WHAT THE TASK ASKS.
Report every line of the entries that contains the word "label".

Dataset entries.
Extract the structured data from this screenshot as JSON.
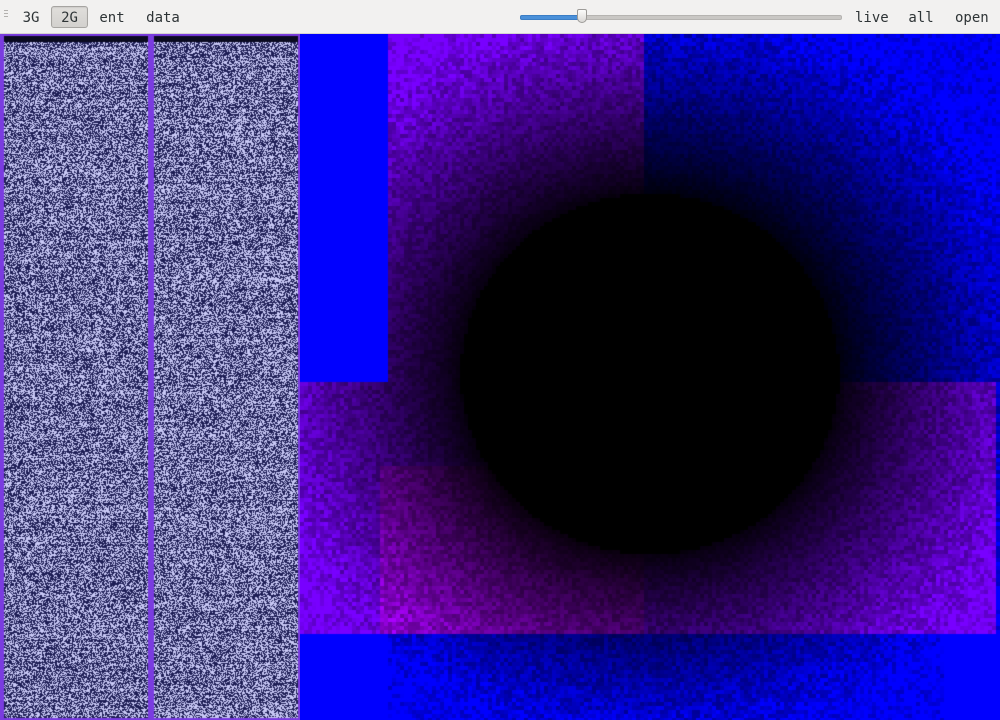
{
  "toolbar": {
    "buttons": [
      {
        "label": "3G",
        "active": false
      },
      {
        "label": "2G",
        "active": true
      },
      {
        "label": "ent",
        "active": false
      },
      {
        "label": "data",
        "active": false
      }
    ],
    "slider": {
      "value": 0.19
    },
    "right_buttons": [
      {
        "label": "live"
      },
      {
        "label": "all"
      },
      {
        "label": "open"
      }
    ]
  },
  "colors": {
    "toolbar_bg": "#f2f1f0",
    "column_border": "#7a3ce0",
    "column_bg": "#1e1e55",
    "column_noise": "#c8c8f5",
    "visual_blue": "#0000ff",
    "visual_purple": "#7020ff",
    "visual_center": "#000000",
    "slider_fill": "#4a90d9"
  },
  "icons": {
    "grip": "grip-handle-icon"
  }
}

REPLY TO THE TASK.
        "label": "3G",
        "label": "2G",
        "label": "ent",
        "label": "data",
        "label": "live"
        "label": "all"
        "label": "open"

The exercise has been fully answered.